Each Lunokhod was taken to the Moon by a Luna spacecraft; after landing it was sent down a ramp to the surface.
Lunokhod 1 and 2 were two automated lunar rovers, launched by the former Soviet Union as part of the Luna program to explore the Moon. The eight-wheeled vehicles carried TV cameras and instruments to analyze the Moon's soil, and were guided over the lunar surface by remote control from Earth.
Lunokhod 1 was delivered to the Sea of Rains aboard Luna 17 in November 1970 and had covered over 10 kilometers by the end of its mission 11 months later. Lunokhod 2, an improved version with twice the top speed, landed aboard Luna 21 in January 1973 in the partially ruined crater Le Monnier on the edge of the Sea of Serenity, and covered a total of 37 kilometers in its five-month lifetime. It operated near the landing site of Apollo 17.

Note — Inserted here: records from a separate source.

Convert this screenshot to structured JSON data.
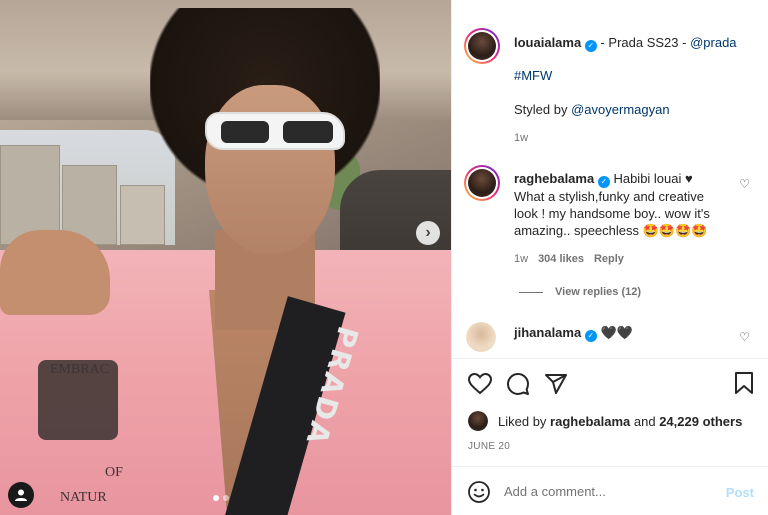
{
  "media": {
    "strap_text": "PRADA",
    "shirt_print_top": "EMBRAC",
    "shirt_print_of": "OF",
    "shirt_print_bottom": "NATUR",
    "next_icon": "chevron-right-icon",
    "carousel_count": 2,
    "carousel_active": 0
  },
  "caption": {
    "username": "louaialama",
    "verified_badge": "✓",
    "text": "- Prada SS23 -",
    "mention": "@prada",
    "hashtag": "#MFW",
    "styled_by": "Styled by",
    "stylist": "@avoyermagyan",
    "time": "1w"
  },
  "comments": [
    {
      "username": "raghebalama",
      "text_line1": "Habibi louai ♥",
      "text_line2": "What a stylish,funky and creative",
      "text_line3": "look ! my handsome boy.. wow it's",
      "text_line4": "amazing.. speechless 🤩🤩🤩🤩",
      "time": "1w",
      "likes": "304 likes",
      "reply": "Reply",
      "view_replies": "View replies (12)"
    },
    {
      "username": "jihanalama",
      "text": "🖤🖤"
    }
  ],
  "likes": {
    "prefix": "Liked by",
    "user": "raghebalama",
    "and": "and",
    "count": "24,229 others"
  },
  "date": "JUNE 20",
  "composer": {
    "placeholder": "Add a comment...",
    "post_label": "Post"
  }
}
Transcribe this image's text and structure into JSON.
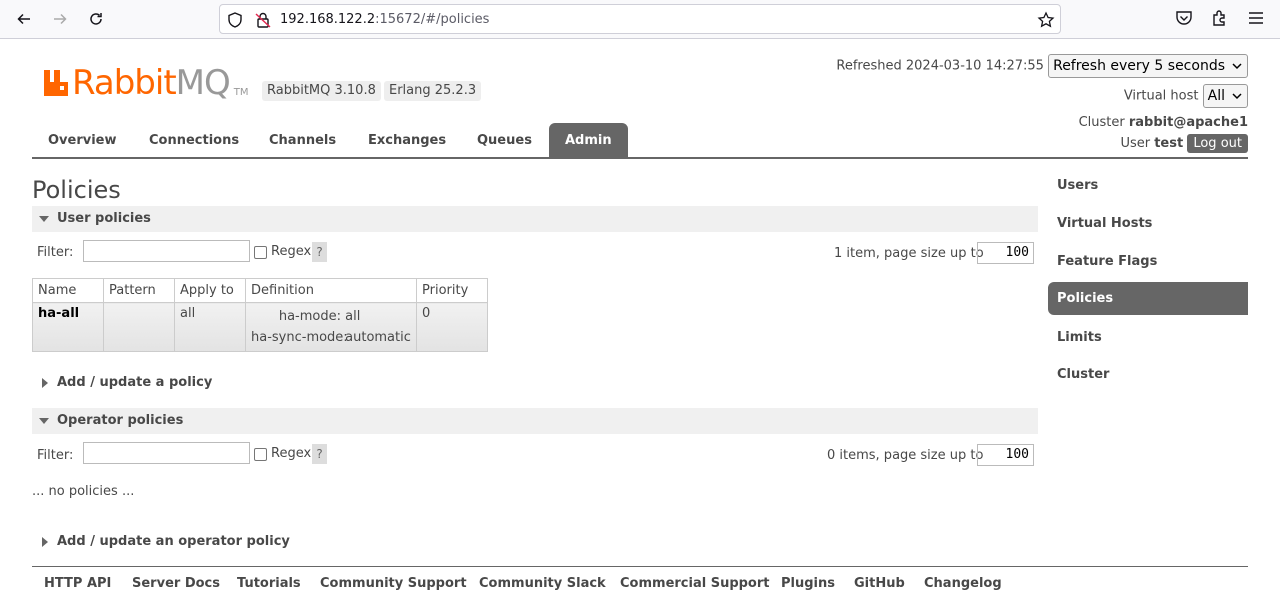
{
  "browser": {
    "url_host": "192.168.122.2",
    "url_rest": ":15672/#/policies"
  },
  "header": {
    "logo_rabbit": "Rabbit",
    "logo_mq": "MQ",
    "logo_tm": "TM",
    "version_badge": "RabbitMQ 3.10.8",
    "erlang_badge": "Erlang 25.2.3",
    "refreshed_text": "Refreshed 2024-03-10 14:27:55",
    "refresh_select": "Refresh every 5 seconds",
    "vhost_label": "Virtual host",
    "vhost_select": "All",
    "cluster_label": "Cluster",
    "cluster_name": "rabbit@apache1",
    "user_label": "User",
    "user_name": "test",
    "logout_label": "Log out"
  },
  "tabs": [
    {
      "label": "Overview"
    },
    {
      "label": "Connections"
    },
    {
      "label": "Channels"
    },
    {
      "label": "Exchanges"
    },
    {
      "label": "Queues"
    },
    {
      "label": "Admin"
    }
  ],
  "page_title": "Policies",
  "user_policies": {
    "title": "User policies",
    "filter_label": "Filter:",
    "filter_value": "",
    "regex_label": "Regex",
    "help": "?",
    "page_info": "1 item, page size up to",
    "page_size": "100",
    "columns": [
      "Name",
      "Pattern",
      "Apply to",
      "Definition",
      "Priority"
    ],
    "rows": [
      {
        "name": "ha-all",
        "pattern": "",
        "apply_to": "all",
        "definition": [
          {
            "key": "ha-mode:",
            "value": "all"
          },
          {
            "key": "ha-sync-mode:",
            "value": "automatic"
          }
        ],
        "priority": "0"
      }
    ],
    "add_update": "Add / update a policy"
  },
  "operator_policies": {
    "title": "Operator policies",
    "filter_label": "Filter:",
    "filter_value": "",
    "regex_label": "Regex",
    "help": "?",
    "page_info": "0 items, page size up to",
    "page_size": "100",
    "empty_text": "... no policies ...",
    "add_update": "Add / update an operator policy"
  },
  "side_menu": [
    {
      "label": "Users"
    },
    {
      "label": "Virtual Hosts"
    },
    {
      "label": "Feature Flags"
    },
    {
      "label": "Policies"
    },
    {
      "label": "Limits"
    },
    {
      "label": "Cluster"
    }
  ],
  "footer": [
    {
      "label": "HTTP API"
    },
    {
      "label": "Server Docs"
    },
    {
      "label": "Tutorials"
    },
    {
      "label": "Community Support"
    },
    {
      "label": "Community Slack"
    },
    {
      "label": "Commercial Support"
    },
    {
      "label": "Plugins"
    },
    {
      "label": "GitHub"
    },
    {
      "label": "Changelog"
    }
  ],
  "colors": {
    "brand_orange": "#ff6600",
    "tab_active": "#666666"
  }
}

Lunokhod 2 and its mothership Luna 21 were sold in 1993 for $68,500 at a Sotheby's auction – even though both spacecraft are now lifeless on the Moon's surface!